This testing means patients needing blood tests will automatically get tested for HIV, Hepatitis B and C, helping to increase new HIV diagnoses in people who were previously unaware.
There continues to be negativity and stigma around the subject of HIV and most people remain unaware HIV is now classed as a long-term condition, with daily medication available which keeps the virus under control.
Dr Wai Lin Htun, Specialist Registrar who works in the HIV team at Whitegate Drive Health Centre, said: “Undiagnosed HIV may be a reason people are very sick and it is always important to rule out HIV illness, and this is why this initiative is so important.”
Suzan Potts, HIV Clinical Nurse Specialist is leading on the project to implement and embed routine HIV testing into Blackpool’s Emergency Department.
She added: “We need to normalise HIV testing and make it an accepted test in all specialities not just Sexual Health.
“Equally important is that by carrying out routine testing and identifying people who do not know they have HIV we can prevent it being passed to other people.
“Additionally, medical evidence shows that people on effective HIV treatment can’t pass on the virus to others.”
In December 2021, areas of extremely/very high HIV prevalence – London, Blackpool, Brighton and Manchester City – were awarded £20 million over three years to implement opt-out testing in emergency departments after MPs lobbied the health secretary, Steve Barclay.
Blackpool Teaching hospitals received £180K of that funding as part of the Government’s plan to end new cases by 2030. Routine HIV testing was introduced into Ante-natal screening in 2000 and is hugely successful with more than 99% uptake in the UK.
Suzan Potts added: “We need to normalise HIV testing and make it an accepted test in all specialities not just Sexual Health.”
Patient case study:
A recent case shows the positive impact an opt-out test has had one patient who presented at Blackpool Teaching Hospitals’ Emergency Department with breathing difficulties.
The patient was happy to be tested for HIV and did not want to opt-out of the testing process.
The HIV result was positive, and the patient was contacted and informed by the HIV team.
Following a face-to-face appointment with the HIV consultant and HIV Clinical Nurse Specialist, the patient commenced HIV treatment and a different antibiotic was prescribed for the chest infection.

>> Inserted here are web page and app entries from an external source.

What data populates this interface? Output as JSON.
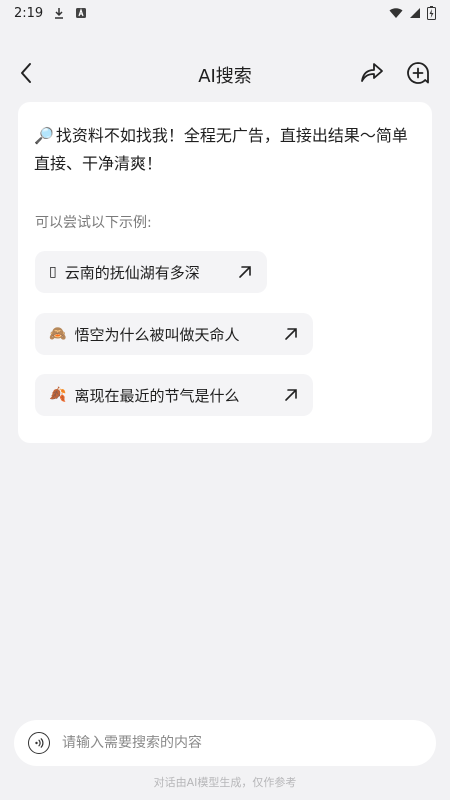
{
  "status_bar": {
    "time": "2:19",
    "icons": [
      "download-icon",
      "app-notification-icon",
      "wifi-icon",
      "signal-icon",
      "battery-charging-icon"
    ]
  },
  "header": {
    "title": "AI搜索",
    "back_icon": "chevron-left-icon",
    "share_icon": "share-arrow-icon",
    "new_chat_icon": "chat-plus-icon"
  },
  "card": {
    "intro_emoji": "🔎",
    "intro_text": "找资料不如找我！全程无广告，直接出结果～简单直接、干净清爽！",
    "examples_label": "可以尝试以下示例:",
    "examples": [
      {
        "emoji": "▯",
        "text": "云南的抚仙湖有多深"
      },
      {
        "emoji": "🙈",
        "text": "悟空为什么被叫做天命人"
      },
      {
        "emoji": "🍂",
        "text": "离现在最近的节气是什么"
      }
    ]
  },
  "input": {
    "placeholder": "请输入需要搜索的内容",
    "voice_icon": "voice-wave-icon"
  },
  "disclaimer": "对话由AI模型生成，仅作参考"
}
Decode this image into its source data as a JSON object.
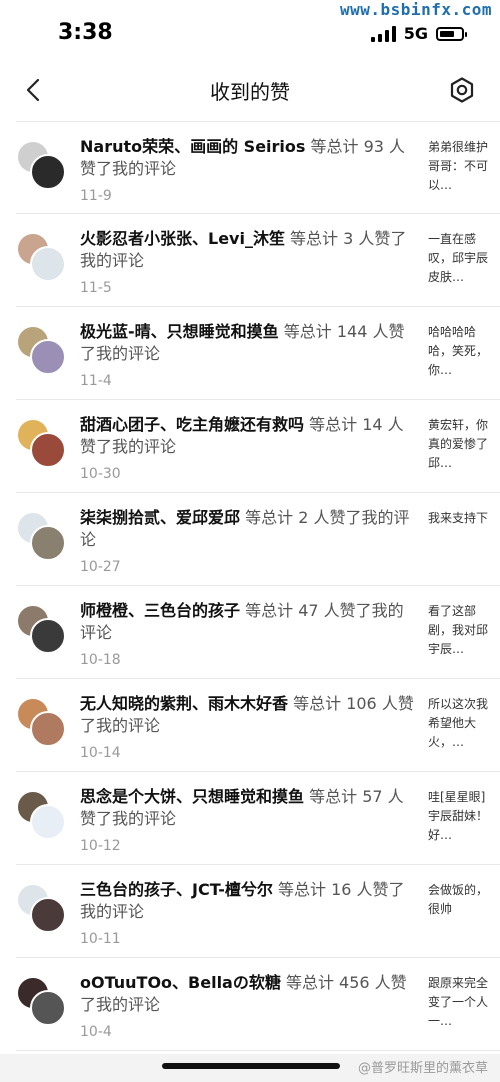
{
  "watermark_top": "www.bsbinfx.com",
  "status_bar": {
    "time": "3:38",
    "network": "5G",
    "battery_level": 0.7
  },
  "nav": {
    "title": "收到的赞"
  },
  "items": [
    {
      "names": "Naruto荣荣、画画的 Seirios",
      "count_text": " 等总计 93 人赞了我的评论",
      "date": "11-9",
      "snippet": "弟弟很维护哥哥：不可以…",
      "av1": "#cfcfcf",
      "av2": "#2a2a2a"
    },
    {
      "names": "火影忍者小张张、Levi_沐笙",
      "count_text": " 等总计 3 人赞了我的评论",
      "date": "11-5",
      "snippet": "一直在感叹，邱宇辰皮肤…",
      "av1": "#c9a48f",
      "av2": "#dde4ea"
    },
    {
      "names": "极光蓝-晴、只想睡觉和摸鱼",
      "count_text": " 等总计 144 人赞了我的评论",
      "date": "11-4",
      "snippet": "哈哈哈哈哈，笑死，你…",
      "av1": "#b8a37a",
      "av2": "#9b8fb5"
    },
    {
      "names": "甜酒心团子、吃主角嬷还有救吗",
      "count_text": " 等总计 14 人赞了我的评论",
      "date": "10-30",
      "snippet": "黄宏轩，你真的爱惨了邱…",
      "av1": "#e0b35a",
      "av2": "#9a4a3a"
    },
    {
      "names": "柒柒捌拾贰、爱邱爱邱",
      "count_text": " 等总计 2 人赞了我的评论",
      "date": "10-27",
      "snippet": "我来支持下",
      "av1": "#dde4ea",
      "av2": "#8a8070"
    },
    {
      "names": "师橙橙、三色台的孩子",
      "count_text": " 等总计 47 人赞了我的评论",
      "date": "10-18",
      "snippet": "看了这部剧，我对邱宇辰…",
      "av1": "#8c7a6a",
      "av2": "#3a3a3a"
    },
    {
      "names": "无人知晓的紫荆、雨木木好香",
      "count_text": " 等总计 106 人赞了我的评论",
      "date": "10-14",
      "snippet": "所以这次我希望他大火，…",
      "av1": "#c98a5a",
      "av2": "#b07a60"
    },
    {
      "names": "思念是个大饼、只想睡觉和摸鱼",
      "count_text": " 等总计 57 人赞了我的评论",
      "date": "10-12",
      "snippet": "哇[星星眼]宇辰甜妹！好…",
      "av1": "#6a5a4a",
      "av2": "#e8eef6"
    },
    {
      "names": "三色台的孩子、JCT-檀兮尔",
      "count_text": " 等总计 16 人赞了我的评论",
      "date": "10-11",
      "snippet": "会做饭的，很帅",
      "av1": "#dde4ea",
      "av2": "#4a3a3a"
    },
    {
      "names": "oOTuuTOo、Bellaの软糖",
      "count_text": " 等总计 456 人赞了我的评论",
      "date": "10-4",
      "snippet": "跟原来完全变了一个人一…",
      "av1": "#3a2a2a",
      "av2": "#555555"
    }
  ],
  "watermark_bottom": "@普罗旺斯里的薰衣草"
}
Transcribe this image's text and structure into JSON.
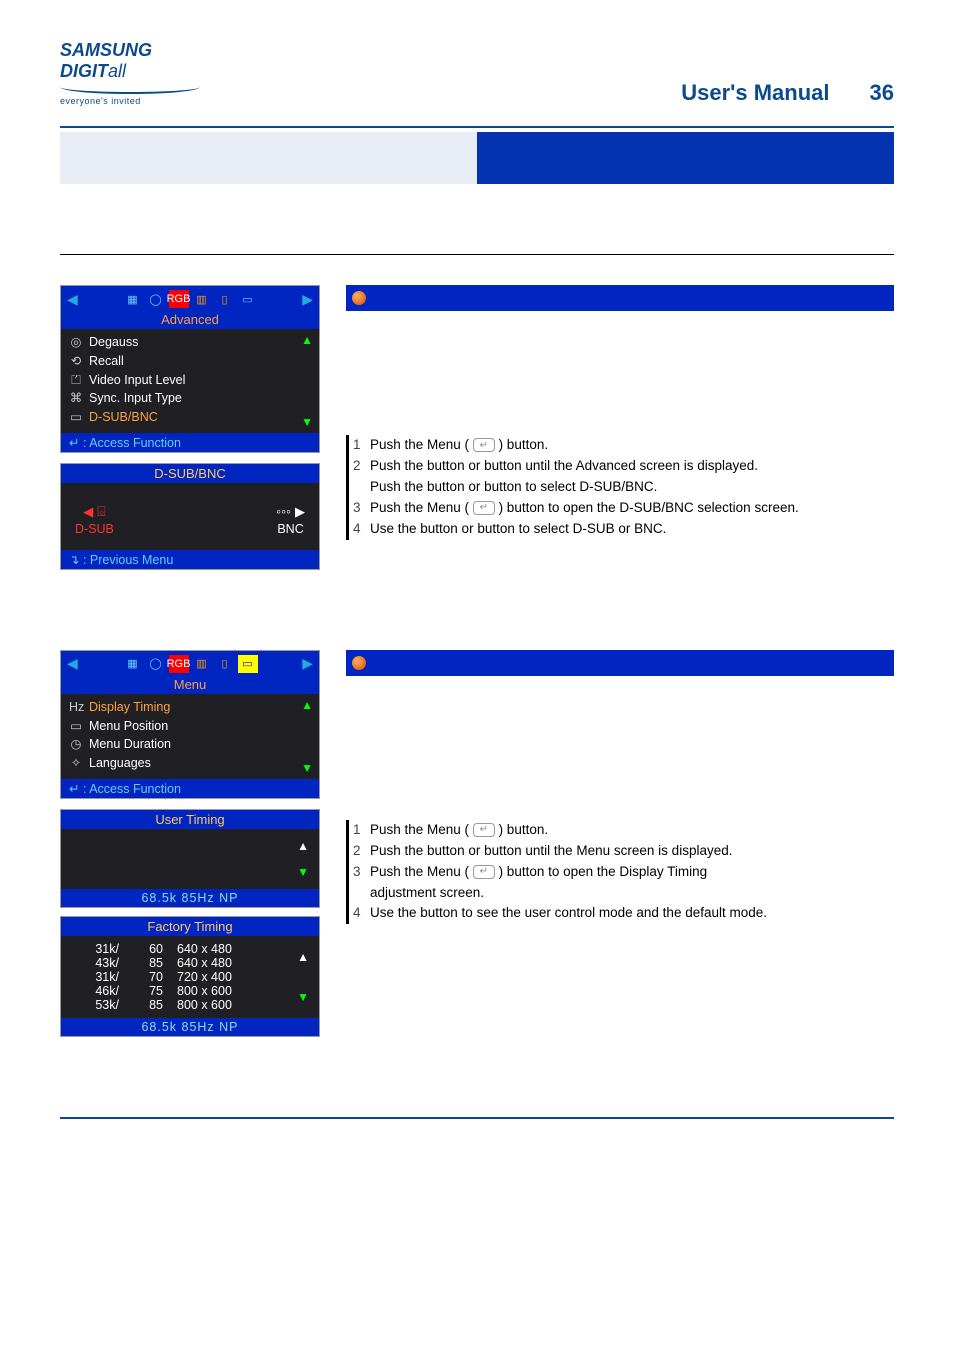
{
  "header": {
    "brand_main": "SAMSUNG DIGIT",
    "brand_suffix": "all",
    "brand_tag": "everyone's invited",
    "manual_title": "User's Manual",
    "page_number": "36"
  },
  "osd1": {
    "top_label": "Advanced",
    "items": [
      {
        "icon": "◎",
        "label": "Degauss",
        "active": false
      },
      {
        "icon": "⟲",
        "label": "Recall",
        "active": false
      },
      {
        "icon": "⏍",
        "label": "Video Input Level",
        "active": false
      },
      {
        "icon": "⌘",
        "label": "Sync. Input Type",
        "active": false
      },
      {
        "icon": "▭",
        "label": "D-SUB/BNC",
        "active": true
      }
    ],
    "footer": "↵ : Access Function",
    "sub": {
      "title": "D-SUB/BNC",
      "left_label": "D-SUB",
      "right_label": "BNC",
      "footer": "↴ : Previous Menu"
    }
  },
  "steps1": [
    {
      "n": "1",
      "pre": "Push the Menu ( ",
      "post": " ) button."
    },
    {
      "n": "2",
      "text": "Push the    button or    button until the Advanced screen is displayed."
    },
    {
      "n": "",
      "text": "Push the    button or    button to select D-SUB/BNC."
    },
    {
      "n": "3",
      "pre": "Push the Menu ( ",
      "post": " ) button to open the D-SUB/BNC selection screen."
    },
    {
      "n": "4",
      "text": "Use the    button or    button to select D-SUB or BNC."
    }
  ],
  "osd2": {
    "top_label": "Menu",
    "items": [
      {
        "icon": "Hz",
        "label": "Display Timing",
        "active": true
      },
      {
        "icon": "▭",
        "label": "Menu Position",
        "active": false
      },
      {
        "icon": "◷",
        "label": "Menu Duration",
        "active": false
      },
      {
        "icon": "✧",
        "label": "Languages",
        "active": false
      }
    ],
    "footer": "↵ : Access Function",
    "user_timing": {
      "title": "User Timing",
      "status": "68.5k     85Hz   NP"
    },
    "factory_timing": {
      "title": "Factory Timing",
      "rows": [
        {
          "k": "31k/",
          "r": "60",
          "res": "640 x 480"
        },
        {
          "k": "43k/",
          "r": "85",
          "res": "640 x 480"
        },
        {
          "k": "31k/",
          "r": "70",
          "res": "720 x 400"
        },
        {
          "k": "46k/",
          "r": "75",
          "res": "800 x 600"
        },
        {
          "k": "53k/",
          "r": "85",
          "res": "800 x 600"
        }
      ],
      "status": "68.5k     85Hz   NP"
    }
  },
  "steps2": [
    {
      "n": "1",
      "pre": "Push the Menu ( ",
      "post": " ) button."
    },
    {
      "n": "2",
      "text": "Push the    button or    button until the Menu screen is displayed."
    },
    {
      "n": "3",
      "pre": "Push the Menu ( ",
      "post": " ) button to open the Display Timing"
    },
    {
      "n": "",
      "text": "adjustment screen."
    },
    {
      "n": "4",
      "text": "Use the    button to see the user control mode and the default mode."
    }
  ]
}
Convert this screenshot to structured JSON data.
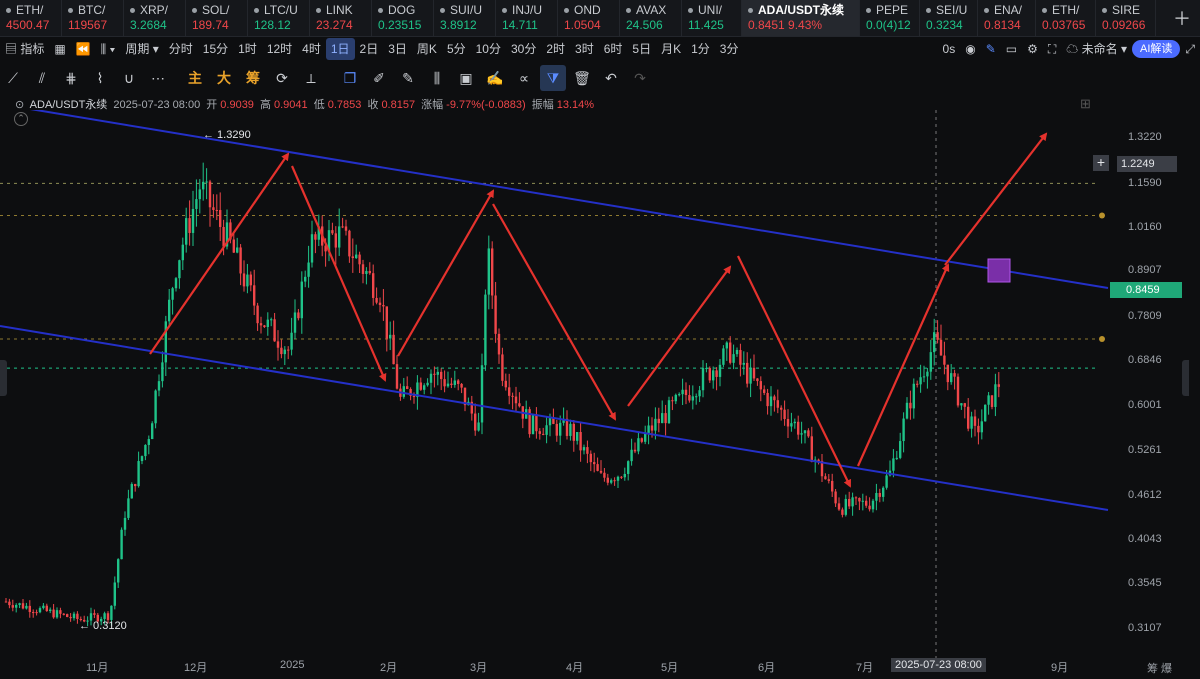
{
  "tickers": [
    {
      "name": "ETH/",
      "price": "4500.47",
      "dir": "dn"
    },
    {
      "name": "BTC/",
      "price": "119567",
      "dir": "dn"
    },
    {
      "name": "XRP/",
      "price": "3.2684",
      "dir": "up"
    },
    {
      "name": "SOL/",
      "price": "189.74",
      "dir": "dn"
    },
    {
      "name": "LTC/U",
      "price": "128.12",
      "dir": "up"
    },
    {
      "name": "LINK",
      "price": "23.274",
      "dir": "dn"
    },
    {
      "name": "DOG",
      "price": "0.23515",
      "dir": "up"
    },
    {
      "name": "SUI/U",
      "price": "3.8912",
      "dir": "up"
    },
    {
      "name": "INJ/U",
      "price": "14.711",
      "dir": "up"
    },
    {
      "name": "OND",
      "price": "1.0504",
      "dir": "dn"
    },
    {
      "name": "AVAX",
      "price": "24.506",
      "dir": "up"
    },
    {
      "name": "UNI/",
      "price": "11.425",
      "dir": "up"
    },
    {
      "name": "ADA/USDT永续",
      "price": "0.8451  9.43%",
      "dir": "dn",
      "active": true
    },
    {
      "name": "PEPE",
      "price": "0.0(4)12",
      "dir": "up"
    },
    {
      "name": "SEI/U",
      "price": "0.3234",
      "dir": "up"
    },
    {
      "name": "ENA/",
      "price": "0.8134",
      "dir": "dn"
    },
    {
      "name": "ETH/",
      "price": "0.03765",
      "dir": "dn"
    },
    {
      "name": "SIRE",
      "price": "0.09266",
      "dir": "dn"
    }
  ],
  "toolbar": {
    "indicator": "指标",
    "period": "周期",
    "intervals": [
      "分时",
      "15分",
      "1时",
      "12时",
      "4时",
      "1日",
      "2日",
      "3日",
      "周K",
      "5分",
      "10分",
      "30分",
      "2时",
      "3时",
      "6时",
      "5日",
      "月K",
      "1分",
      "3分"
    ],
    "selected": "1日",
    "seconds": "0s",
    "unnamed": "未命名",
    "ai": "AI解读"
  },
  "drawtools": {
    "zhu": "主",
    "da": "大",
    "chou": "筹"
  },
  "info": {
    "symbol": "ADA/USDT永续",
    "time": "2025-07-23 08:00",
    "open_label": "开",
    "open": "0.9039",
    "high_label": "高",
    "high": "0.9041",
    "low_label": "低",
    "low": "0.7853",
    "close_label": "收",
    "close": "0.8157",
    "chg_label": "涨幅",
    "chg": "-9.77%(-0.0883)",
    "amp_label": "振幅",
    "amp": "13.14%"
  },
  "colors": {
    "up": "#1fc389",
    "down": "#f0474a",
    "accent": "#2f6df6",
    "trend": "#2430c8",
    "arrow": "#e5322d"
  },
  "chart_data": {
    "type": "candlestick",
    "xlabels": [
      "11月",
      "12月",
      "2025",
      "2月",
      "3月",
      "4月",
      "5月",
      "6月",
      "7月",
      "9月"
    ],
    "ylabels": [
      "1.3220",
      "1.1590",
      "1.0160",
      "0.8907",
      "0.7809",
      "0.6846",
      "0.6001",
      "0.5261",
      "0.4612",
      "0.4043",
      "0.3545",
      "0.3107"
    ],
    "price_badges": [
      {
        "text": "1.2249",
        "kind": "crosshair"
      },
      {
        "text": "0.8459",
        "kind": "last"
      }
    ],
    "annotations": [
      {
        "text": "← 1.3290"
      },
      {
        "text": "← 0.3120"
      }
    ],
    "crosshair_time": "2025-07-23 08:00",
    "bottom_right": "筹 爆"
  }
}
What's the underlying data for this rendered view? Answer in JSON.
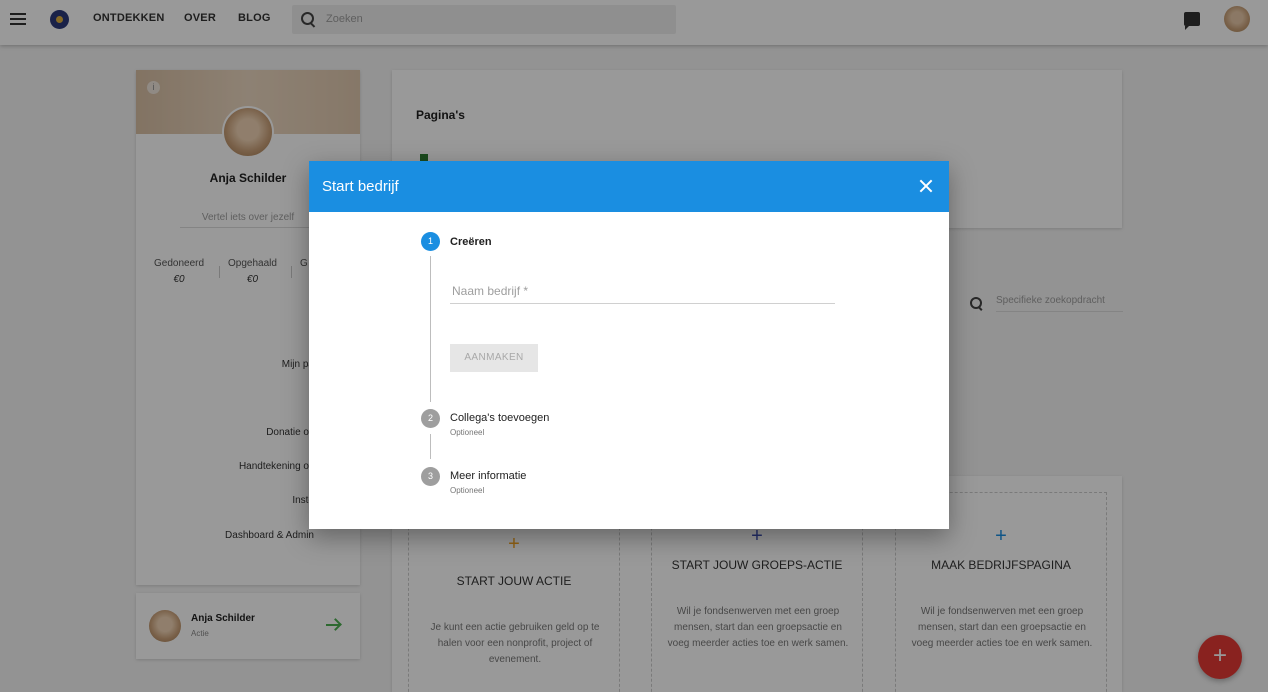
{
  "nav": {
    "links": [
      "ONTDEKKEN",
      "OVER",
      "BLOG"
    ],
    "search_placeholder": "Zoeken"
  },
  "profile": {
    "name": "Anja Schilder",
    "tagline_placeholder": "Vertel iets over jezelf",
    "stats": [
      {
        "label": "Gedoneerd",
        "value": "€0"
      },
      {
        "label": "Opgehaald",
        "value": "€0"
      },
      {
        "label": "G",
        "value": ""
      }
    ],
    "links": [
      "Mijn pa",
      "Donatie ov",
      "Handtekening ov",
      "Inste",
      "Dashboard & Admin"
    ]
  },
  "user_card": {
    "name": "Anja Schilder",
    "role": "Actie"
  },
  "pages": {
    "title": "Pagina's"
  },
  "specific_search": {
    "placeholder": "Specifieke zoekopdracht"
  },
  "actions": [
    {
      "title": "START JOUW ACTIE",
      "desc": "Je kunt een actie gebruiken geld op te halen voor een nonprofit, project of evenement.",
      "plus_color": "#f5a623"
    },
    {
      "title": "START JOUW GROEPS-ACTIE",
      "desc": "Wil je fondsenwerven met een groep mensen, start dan een groepsactie en voeg meerder acties toe en werk samen.",
      "plus_color": "#3f51b5"
    },
    {
      "title": "MAAK BEDRIJFSPAGINA",
      "desc": "Wil je fondsenwerven met een groep mensen, start dan een groepsactie en voeg meerder acties toe en werk samen.",
      "plus_color": "#1a8ee1"
    }
  ],
  "fab": {
    "label": "+"
  },
  "dialog": {
    "title": "Start bedrijf",
    "steps": [
      {
        "number": "1",
        "label": "Creëren",
        "sub": ""
      },
      {
        "number": "2",
        "label": "Collega's toevoegen",
        "sub": "Optioneel"
      },
      {
        "number": "3",
        "label": "Meer informatie",
        "sub": "Optioneel"
      }
    ],
    "field_label": "Naam bedrijf *",
    "create_button": "AANMAKEN"
  },
  "colors": {
    "primary": "#1a8ee1",
    "fab": "#e53935",
    "success": "#4caf50"
  }
}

The patient’s partner was also tested because of the diagnosis and received a positive result. Whilst both patients had an understandably huge shock that day, ultimately they are glad opt out testing was part of routine practice in the Emergency Department and continue to have improved health and well-being.